AB - BACKGROUND: Probiotics may exert beneficial effects in the gastrointestinal tract. This randomized trial investigated the effect of the probiotic Lactobacillus plantarum 299v on the intestinal load of potentially pathogenic bacteria, bacterial translocation, and cell proliferation in elective colon surgery. METHODS: Seventy-five patients were randomized to pre- and postoperative oral intake of Lactobacillus plantarum 299v or placebo. Rectal swabs and mucosal biopsies were taken before the start of intake, after 1 week, at surgery, and after 6 days, weeks, and months. Viable counts were quantified for clostridia, Enterobacteriaceae, Gram-negative anaerobes, and lactobacilli. Bacterial translocation was determined by the analysis of bacterial DNA genes in mesenteric lymph nodes. Ki-67 was used as a marker of cell proliferation in normal mucosa and tumor. RESULTS: Lactobacillus plantarum 299v was given without adverse effects. Lactobacillus plantarum 299v as well as Enterobacteriaceae and Gram-negative anaerobes increased in the colon 1 week after the administration of Lactobacillus plantarum 299v. There were no significant differences between patients receiving Lactobacillus plantarum 299v and placebo in the incidence of bacterial translocation (27 vs. 13 %) and postoperative complications (16 vs. 31 %). CONCLUSIONS: Lactobacillus plantarum 299v was established in the intestine, but no inhibitory effect on enteric bacteria, bacterial translocation, or postoperative complications was found. The mechanism behind the protective effects of probiotics found in animal and some human studies remain elusive and require further explorations. No adverse effects were recorded after the administration of high doses of Lactobacillus plantarum 299v.

U2 - 10.1007/s10620-012-2102-y

DO - 10.1007/s10620-012-2102-y

M3 - Article

VL - 57

SP - 1915
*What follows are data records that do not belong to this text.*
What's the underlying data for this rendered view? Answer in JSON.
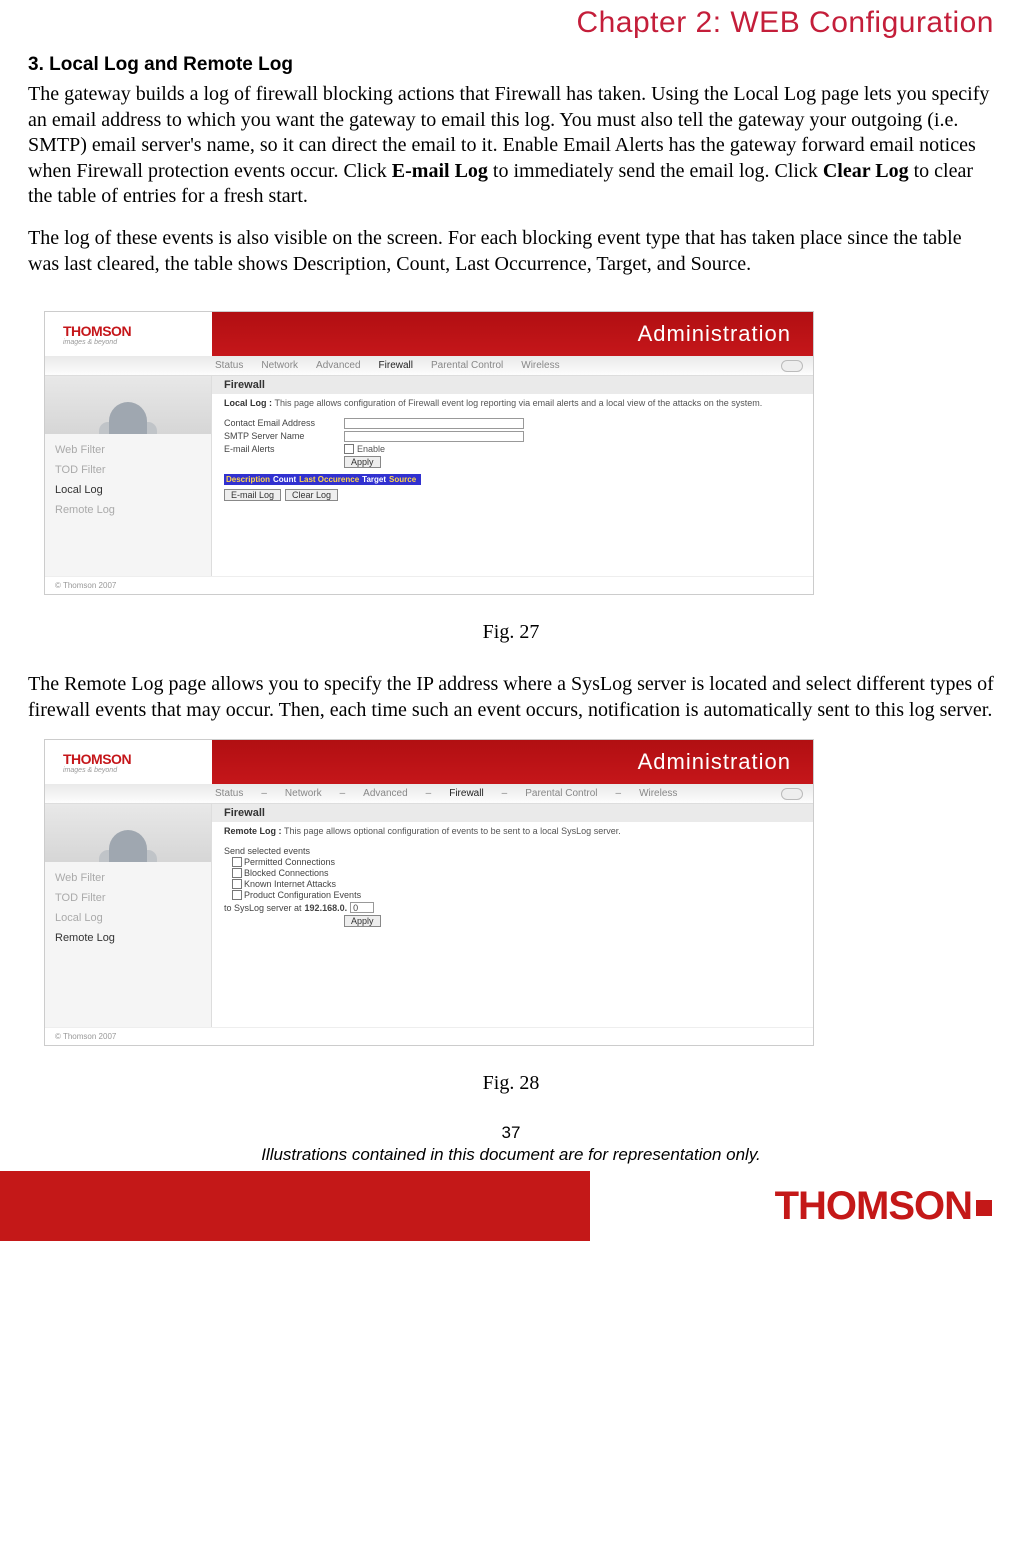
{
  "chapter_title": "Chapter 2: WEB Configuration",
  "section_heading": "3. Local Log and Remote Log",
  "para1_a": "The gateway builds a log of firewall blocking actions that Firewall has taken. Using the Local Log page lets you specify an email address to which you want the gateway to email this log. You must also tell the gateway your outgoing (i.e. SMTP) email server's name, so it can direct the email to it. Enable Email Alerts has the gateway forward email notices when Firewall protection events occur. Click ",
  "para1_bold1": "E-mail Log",
  "para1_b": " to immediately send the email log. Click ",
  "para1_bold2": "Clear Log",
  "para1_c": " to clear the table of entries for a fresh start.",
  "para2": "The log of these events is also visible on the screen. For each blocking event type that has taken place since the table was last cleared, the table shows Description, Count, Last Occurrence, Target, and Source.",
  "fig27_caption": "Fig. 27",
  "para3": "The Remote Log page allows you to specify the IP address where a SysLog server is located and select different types of firewall events that may occur. Then, each time such an event occurs, notification is automatically sent to this log server.",
  "fig28_caption": "Fig. 28",
  "page_number": "37",
  "disclaimer": "Illustrations contained in this document are for representation only.",
  "footer_brand": "THOMSON",
  "shared": {
    "logo": "THOMSON",
    "logo_tag": "images & beyond",
    "admin": "Administration",
    "footer_copyright": "© Thomson   2007"
  },
  "fig27": {
    "nav": {
      "status": "Status",
      "network": "Network",
      "advanced": "Advanced",
      "firewall": "Firewall",
      "parental": "Parental Control",
      "wireless": "Wireless"
    },
    "side": {
      "webfilter": "Web Filter",
      "todfilter": "TOD Filter",
      "locallog": "Local Log",
      "remotelog": "Remote Log"
    },
    "section_title": "Firewall",
    "desc_label": "Local Log : ",
    "desc": "This page allows configuration of Firewall event log reporting via email alerts and a local view of the attacks on the system.",
    "labels": {
      "contact": "Contact Email Address",
      "smtp": "SMTP Server Name",
      "alerts": "E-mail Alerts",
      "enable": "Enable"
    },
    "apply_btn": "Apply",
    "table": {
      "desc": "Description",
      "count": "Count",
      "last": "Last Occurence",
      "target": "Target",
      "source": "Source"
    },
    "email_btn": "E-mail Log",
    "clear_btn": "Clear Log"
  },
  "fig28": {
    "nav": {
      "status": "Status",
      "network": "Network",
      "advanced": "Advanced",
      "firewall": "Firewall",
      "parental": "Parental Control",
      "wireless": "Wireless"
    },
    "side": {
      "webfilter": "Web Filter",
      "todfilter": "TOD Filter",
      "locallog": "Local Log",
      "remotelog": "Remote Log"
    },
    "section_title": "Firewall",
    "desc_label": "Remote Log : ",
    "desc": "This page allows optional configuration of events to be sent to a local SysLog server.",
    "send_label": "Send selected events",
    "events": {
      "permitted": "Permitted Connections",
      "blocked": "Blocked Connections",
      "attacks": "Known Internet Attacks",
      "product": "Product Configuration Events"
    },
    "ip_prefix": "to SysLog server at ",
    "ip_fixed": "192.168.0.",
    "ip_last": "0",
    "apply_btn": "Apply"
  }
}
EP - 1924

JO - Digestive Diseases and Sciences

T2 - Digestive Diseases and Sciences

JF - Digestive Diseases and Sciences

SN - 0163-2116

IS - 7

ER -